Items from an interface collection>
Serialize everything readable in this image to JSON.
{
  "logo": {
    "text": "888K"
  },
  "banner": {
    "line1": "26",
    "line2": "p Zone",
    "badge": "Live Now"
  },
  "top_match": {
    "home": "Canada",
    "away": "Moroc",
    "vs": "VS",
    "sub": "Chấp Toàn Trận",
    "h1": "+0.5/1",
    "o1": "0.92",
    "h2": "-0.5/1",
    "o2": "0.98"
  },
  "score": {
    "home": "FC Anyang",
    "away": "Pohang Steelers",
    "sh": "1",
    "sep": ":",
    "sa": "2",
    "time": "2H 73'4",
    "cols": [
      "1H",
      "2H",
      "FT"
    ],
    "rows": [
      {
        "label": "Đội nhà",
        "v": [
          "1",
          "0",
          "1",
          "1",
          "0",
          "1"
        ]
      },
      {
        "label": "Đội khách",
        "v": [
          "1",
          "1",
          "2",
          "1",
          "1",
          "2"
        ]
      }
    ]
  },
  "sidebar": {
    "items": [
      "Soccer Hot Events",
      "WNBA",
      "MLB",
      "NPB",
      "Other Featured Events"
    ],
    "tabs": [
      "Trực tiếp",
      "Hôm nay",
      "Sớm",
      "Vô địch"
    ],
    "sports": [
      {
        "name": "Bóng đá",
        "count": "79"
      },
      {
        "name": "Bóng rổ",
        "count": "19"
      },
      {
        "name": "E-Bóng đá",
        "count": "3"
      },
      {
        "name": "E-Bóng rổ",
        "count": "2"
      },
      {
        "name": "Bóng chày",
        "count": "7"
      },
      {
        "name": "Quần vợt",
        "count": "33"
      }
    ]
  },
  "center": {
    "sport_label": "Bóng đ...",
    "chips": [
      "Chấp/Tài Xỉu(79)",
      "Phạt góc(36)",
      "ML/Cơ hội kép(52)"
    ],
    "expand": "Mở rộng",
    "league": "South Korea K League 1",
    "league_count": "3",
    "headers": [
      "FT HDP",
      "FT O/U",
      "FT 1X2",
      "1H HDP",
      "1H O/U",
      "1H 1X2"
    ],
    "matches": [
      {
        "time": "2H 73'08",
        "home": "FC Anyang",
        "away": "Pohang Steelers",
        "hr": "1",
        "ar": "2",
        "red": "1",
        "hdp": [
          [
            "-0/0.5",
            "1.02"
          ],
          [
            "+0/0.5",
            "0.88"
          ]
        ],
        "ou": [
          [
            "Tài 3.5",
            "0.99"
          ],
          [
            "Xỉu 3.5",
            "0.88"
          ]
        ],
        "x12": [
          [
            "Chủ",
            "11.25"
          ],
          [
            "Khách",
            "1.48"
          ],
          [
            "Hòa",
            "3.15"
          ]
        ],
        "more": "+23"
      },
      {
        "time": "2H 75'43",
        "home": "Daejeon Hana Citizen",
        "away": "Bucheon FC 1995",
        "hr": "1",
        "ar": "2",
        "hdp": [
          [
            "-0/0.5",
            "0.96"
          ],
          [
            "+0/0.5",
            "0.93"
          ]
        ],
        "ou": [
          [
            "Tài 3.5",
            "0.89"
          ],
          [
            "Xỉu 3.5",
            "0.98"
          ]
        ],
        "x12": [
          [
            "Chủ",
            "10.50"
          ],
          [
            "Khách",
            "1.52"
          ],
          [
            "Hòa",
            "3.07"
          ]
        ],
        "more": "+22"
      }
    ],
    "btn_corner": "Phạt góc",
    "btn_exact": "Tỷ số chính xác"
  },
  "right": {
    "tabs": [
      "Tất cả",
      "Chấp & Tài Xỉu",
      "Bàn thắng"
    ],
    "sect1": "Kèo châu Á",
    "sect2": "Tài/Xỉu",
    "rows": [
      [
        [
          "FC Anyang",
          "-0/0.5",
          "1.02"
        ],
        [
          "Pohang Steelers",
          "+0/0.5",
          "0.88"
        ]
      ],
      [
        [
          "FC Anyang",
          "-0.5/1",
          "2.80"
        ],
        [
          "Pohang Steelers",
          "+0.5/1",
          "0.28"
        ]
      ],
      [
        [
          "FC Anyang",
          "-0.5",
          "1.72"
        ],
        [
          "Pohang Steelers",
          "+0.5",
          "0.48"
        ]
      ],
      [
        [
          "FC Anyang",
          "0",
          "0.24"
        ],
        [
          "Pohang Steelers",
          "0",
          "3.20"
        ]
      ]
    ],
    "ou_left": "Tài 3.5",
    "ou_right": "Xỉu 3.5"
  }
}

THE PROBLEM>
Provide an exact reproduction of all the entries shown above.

TASK RESPONSE>
Serialize everything readable in this image to JSON.
{
  "logo": {
    "text": "888K"
  },
  "banner": {
    "line1": "26",
    "line2": "p Zone",
    "badge": "Live Now"
  },
  "top_match": {
    "home": "Canada",
    "away": "Moroc",
    "vs": "VS",
    "sub": "Chấp Toàn Trận",
    "h1": "+0.5/1",
    "o1": "0.92",
    "h2": "-0.5/1",
    "o2": "0.98"
  },
  "score": {
    "home": "FC Anyang",
    "away": "Pohang Steelers",
    "sh": "1",
    "sep": ":",
    "sa": "2",
    "time": "2H 73'4",
    "cols": [
      "1H",
      "2H",
      "FT"
    ],
    "rows": [
      {
        "label": "Đội nhà",
        "v": [
          "1",
          "0",
          "1",
          "1",
          "0",
          "1"
        ]
      },
      {
        "label": "Đội khách",
        "v": [
          "1",
          "1",
          "2",
          "1",
          "1",
          "2"
        ]
      }
    ]
  },
  "sidebar": {
    "items": [
      "Soccer Hot Events",
      "WNBA",
      "MLB",
      "NPB",
      "Other Featured Events"
    ],
    "tabs": [
      "Trực tiếp",
      "Hôm nay",
      "Sớm",
      "Vô địch"
    ],
    "sports": [
      {
        "name": "Bóng đá",
        "count": "79"
      },
      {
        "name": "Bóng rổ",
        "count": "19"
      },
      {
        "name": "E-Bóng đá",
        "count": "3"
      },
      {
        "name": "E-Bóng rổ",
        "count": "2"
      },
      {
        "name": "Bóng chày",
        "count": "7"
      },
      {
        "name": "Quần vợt",
        "count": "33"
      }
    ]
  },
  "center": {
    "sport_label": "Bóng đ...",
    "chips": [
      "Chấp/Tài Xỉu(79)",
      "Phạt góc(36)",
      "ML/Cơ hội kép(52)"
    ],
    "expand": "Mở rộng",
    "league": "South Korea K League 1",
    "league_count": "3",
    "headers": [
      "FT HDP",
      "FT O/U",
      "FT 1X2",
      "1H HDP",
      "1H O/U",
      "1H 1X2"
    ],
    "matches": [
      {
        "time": "2H 73'08",
        "home": "FC Anyang",
        "away": "Pohang Steelers",
        "hr": "1",
        "ar": "2",
        "red": "1",
        "hdp": [
          [
            "-0/0.5",
            "1.02"
          ],
          [
            "+0/0.5",
            "0.88"
          ]
        ],
        "ou": [
          [
            "Tài 3.5",
            "0.99"
          ],
          [
            "Xỉu 3.5",
            "0.88"
          ]
        ],
        "x12": [
          [
            "Chủ",
            "11.25"
          ],
          [
            "Khách",
            "1.48"
          ],
          [
            "Hòa",
            "3.15"
          ]
        ],
        "more": "+23"
      },
      {
        "time": "2H 75'43",
        "home": "Daejeon Hana Citizen",
        "away": "Bucheon FC 1995",
        "hr": "1",
        "ar": "2",
        "hdp": [
          [
            "-0/0.5",
            "0.96"
          ],
          [
            "+0/0.5",
            "0.93"
          ]
        ],
        "ou": [
          [
            "Tài 3.5",
            "0.89"
          ],
          [
            "Xỉu 3.5",
            "0.98"
          ]
        ],
        "x12": [
          [
            "Chủ",
            "10.50"
          ],
          [
            "Khách",
            "1.52"
          ],
          [
            "Hòa",
            "3.07"
          ]
        ],
        "more": "+22"
      }
    ],
    "btn_corner": "Phạt góc",
    "btn_exact": "Tỷ số chính xác"
  },
  "right": {
    "tabs": [
      "Tất cả",
      "Chấp & Tài Xỉu",
      "Bàn thắng"
    ],
    "sect1": "Kèo châu Á",
    "sect2": "Tài/Xỉu",
    "rows": [
      [
        [
          "FC Anyang",
          "-0/0.5",
          "1.02"
        ],
        [
          "Pohang Steelers",
          "+0/0.5",
          "0.88"
        ]
      ],
      [
        [
          "FC Anyang",
          "-0.5/1",
          "2.80"
        ],
        [
          "Pohang Steelers",
          "+0.5/1",
          "0.28"
        ]
      ],
      [
        [
          "FC Anyang",
          "-0.5",
          "1.72"
        ],
        [
          "Pohang Steelers",
          "+0.5",
          "0.48"
        ]
      ],
      [
        [
          "FC Anyang",
          "0",
          "0.24"
        ],
        [
          "Pohang Steelers",
          "0",
          "3.20"
        ]
      ]
    ],
    "ou_left": "Tài 3.5",
    "ou_right": "Xỉu 3.5"
  }
}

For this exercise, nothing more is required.